Features

Gallstones may not be source of gallbladder pain

Dear Dr. Gott: I read your article about the elderly woman who had possible gallstones. I misplaced it and just recently found it again, so I decided it was time to write to you about my experience.

The symptoms described in the article were very similar to what I experienced shortly after the birth of my daughter. I delivered via C-section and returned home after four days in the hospital. I didn’t feel very good but attributed it to my first experience with a C-section and all that goes with it; however, the pain worsened. I called the hospital, and the nurses there assured me it was just constipation caused by the surgery and that I should take a laxative to get things moving. After doing that, I still felt awful – even worse than before – with sharp pains under my right ribs that made me double over in pain. My husband decided I needed to go to the hospital emergency room.

I spent the next three days in the hospital undergoing several blood tests, X-rays and more. I was also seen by a gastroenterologist and my OB/Gyn. They thought I had a blood clot in my lung, but, when tests showed that wasn’t the case, they decided I had gallstones. Testing revealed I didn’t have gallstones, so I was then told I needed a nuclear test to check the function of my gallbladder. It showed I still didn’t have gallstones, but the gallbladder was barely functioning. I was scheduled for removal surgery. Shortly afterward, the surgeon came to check on me and told me that I had one of the worst-looking gallbladders he had ever seen.

Thanks to my experience when my mother-in-law had a similar experience a few years later, we were able to figure out the problem sooner. She didn’t have to suffer the way I did. I hope you choose to print my letter because I know it will help others. I am thankful I had caring, knowledgeable physicians who didn’t give up just because the answer wasn’t staring them in the face.

Dear Reader: You are certainly correct that not all gallbladder pain is caused by gallstones. Your physicians and hospital staff were correct to continue testing you rather than simply give up. You also were able to help another person when she developed similar symptoms.

I have printed your letter in the hopes that it will help others who may be suffering from similar experiences. Gallbladder removal often does not cause ill effects, although some people may experience mild aching or gas pains similar to a gallbladder attack even after surgery.
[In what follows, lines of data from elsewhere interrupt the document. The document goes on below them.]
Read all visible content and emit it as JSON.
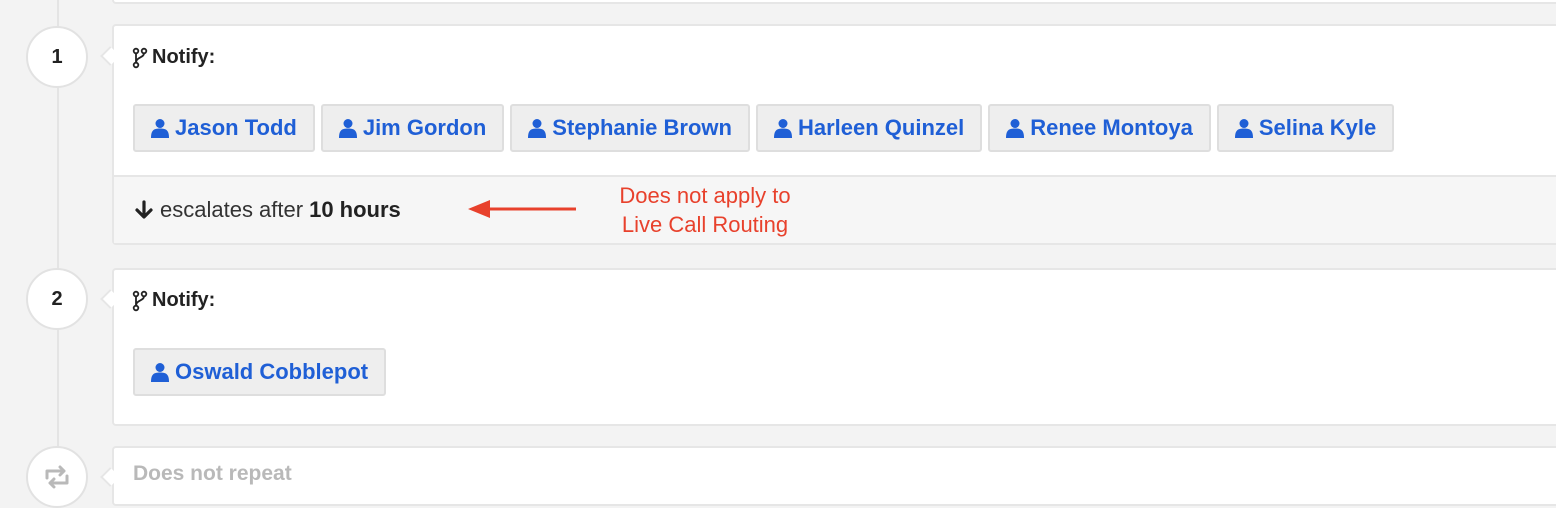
{
  "colors": {
    "link": "#1f5fd6",
    "annotation": "#e8412c",
    "muted": "#b9b9b9"
  },
  "levels": [
    {
      "number": "1",
      "notify_label": "Notify:",
      "targets": [
        "Jason Todd",
        "Jim Gordon",
        "Stephanie Brown",
        "Harleen Quinzel",
        "Renee Montoya",
        "Selina Kyle"
      ],
      "escalation": {
        "prefix": "escalates after",
        "value": "10 hours"
      }
    },
    {
      "number": "2",
      "notify_label": "Notify:",
      "targets": [
        "Oswald Cobblepot"
      ]
    }
  ],
  "annotation": {
    "line1": "Does not apply to",
    "line2": "Live Call Routing"
  },
  "repeat": {
    "text": "Does not repeat",
    "icon": "repeat-icon"
  }
}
Fortunately, most improve after a few weeks.

To give you related information, I am sending you a copy of my Health Report “Gallbladder Disease.” Other readers who would like a copy should send a self-addressed, stamped No. 10 envelope and $2 to Newsletter, P.O. Box 167, Wickliffe, OH 44092. Be sure to mention the title.

Dr. Gott is a retired physician.


Click here to comment on this story »





Blogs


Weekend Wild Card — June 25-26

You'll have to contend with Iron-type people, if you go downtown this weekend. They'll be practicing and strutting their muscular bodies on Saturday. And performing on Sunday. I'm curious what ...


“Walking with Peety”

Eric O'Grey, the Spokane Valley man whose story about losing more than 100 pounds with the help of a shelter dog went viral earlier this year, has a book deal. ...


Dam protests outside Obama’s Seattle event

SEATTLE -- Environmental activists mixed Eastern and Western Washington concerns at a protest outside the site of President Obama's speech Friday. They called for the federal government to remove or ...





Sections


Profile

Contact the Spokesman

Main switchboard:
(509) 459-5000
Customer service:
(800) 338-8801
Newsroom:
(509) 459-5400
(800) 789-0029
Back to Spokesman Mobile